= Activity =
Copy all lines holding the word "Edit" from the entries.

= Stored data entries =
▬▬▬
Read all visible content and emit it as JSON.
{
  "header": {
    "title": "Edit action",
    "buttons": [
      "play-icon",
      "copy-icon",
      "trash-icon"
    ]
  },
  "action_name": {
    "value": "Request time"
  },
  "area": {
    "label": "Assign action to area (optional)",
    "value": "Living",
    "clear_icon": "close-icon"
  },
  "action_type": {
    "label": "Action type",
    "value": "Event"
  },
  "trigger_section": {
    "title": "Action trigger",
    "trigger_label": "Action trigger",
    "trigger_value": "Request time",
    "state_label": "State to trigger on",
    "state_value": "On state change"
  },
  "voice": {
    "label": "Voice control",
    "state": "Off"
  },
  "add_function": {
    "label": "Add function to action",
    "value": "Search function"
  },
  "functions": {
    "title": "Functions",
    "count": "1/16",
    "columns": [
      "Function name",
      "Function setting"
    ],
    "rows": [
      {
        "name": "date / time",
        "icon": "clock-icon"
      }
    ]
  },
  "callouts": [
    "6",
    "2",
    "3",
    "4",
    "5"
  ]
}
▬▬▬
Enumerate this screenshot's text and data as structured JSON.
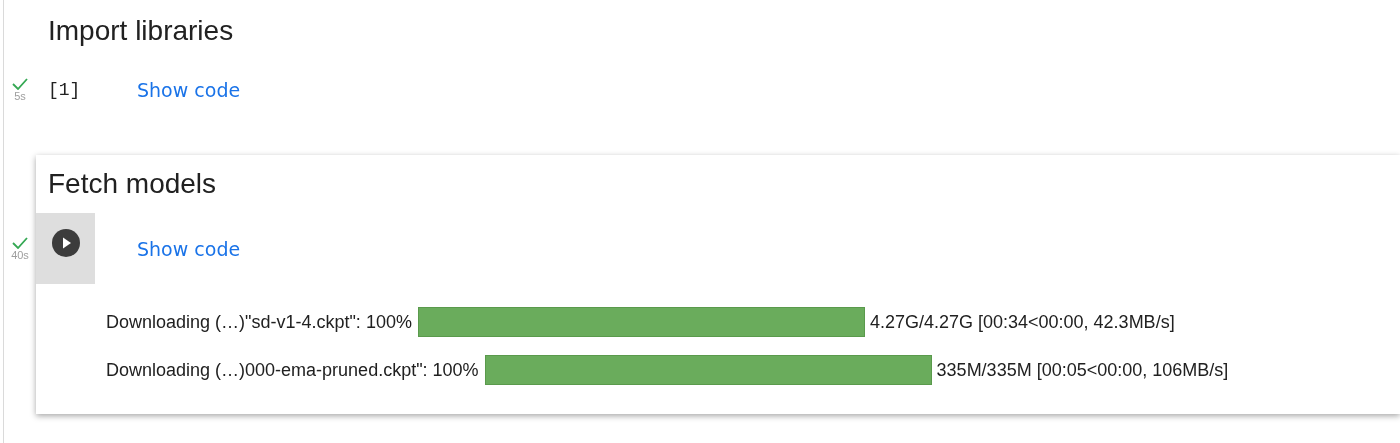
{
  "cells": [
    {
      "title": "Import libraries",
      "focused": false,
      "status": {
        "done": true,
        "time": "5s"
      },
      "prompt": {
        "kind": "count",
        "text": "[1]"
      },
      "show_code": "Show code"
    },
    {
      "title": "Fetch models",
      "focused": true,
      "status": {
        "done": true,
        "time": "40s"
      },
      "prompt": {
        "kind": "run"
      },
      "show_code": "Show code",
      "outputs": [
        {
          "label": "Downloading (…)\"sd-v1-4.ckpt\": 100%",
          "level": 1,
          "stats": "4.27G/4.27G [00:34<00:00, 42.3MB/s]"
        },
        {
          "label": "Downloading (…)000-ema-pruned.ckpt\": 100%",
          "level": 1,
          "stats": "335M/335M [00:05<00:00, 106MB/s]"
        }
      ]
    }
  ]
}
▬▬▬
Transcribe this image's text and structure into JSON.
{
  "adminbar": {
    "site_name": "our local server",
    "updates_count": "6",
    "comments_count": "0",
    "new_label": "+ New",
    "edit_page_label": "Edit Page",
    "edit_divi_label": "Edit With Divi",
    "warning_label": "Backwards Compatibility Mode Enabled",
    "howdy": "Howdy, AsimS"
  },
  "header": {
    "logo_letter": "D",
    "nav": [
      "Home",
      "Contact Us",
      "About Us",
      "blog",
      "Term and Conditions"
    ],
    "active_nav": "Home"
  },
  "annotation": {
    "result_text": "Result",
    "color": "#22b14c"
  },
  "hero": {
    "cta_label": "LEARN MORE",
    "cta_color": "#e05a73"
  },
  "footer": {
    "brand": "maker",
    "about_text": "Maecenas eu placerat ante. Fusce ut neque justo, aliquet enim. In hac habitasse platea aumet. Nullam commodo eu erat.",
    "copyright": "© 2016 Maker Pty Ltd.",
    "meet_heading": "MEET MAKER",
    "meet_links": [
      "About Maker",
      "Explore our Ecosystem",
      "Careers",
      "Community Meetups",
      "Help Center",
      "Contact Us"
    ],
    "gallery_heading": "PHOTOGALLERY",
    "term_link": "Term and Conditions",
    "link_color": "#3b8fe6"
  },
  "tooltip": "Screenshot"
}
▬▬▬
= Finished exercise =
    "title": "Edit action",
    "edit_page_label": "Edit Page",
    "edit_divi_label": "Edit With Divi",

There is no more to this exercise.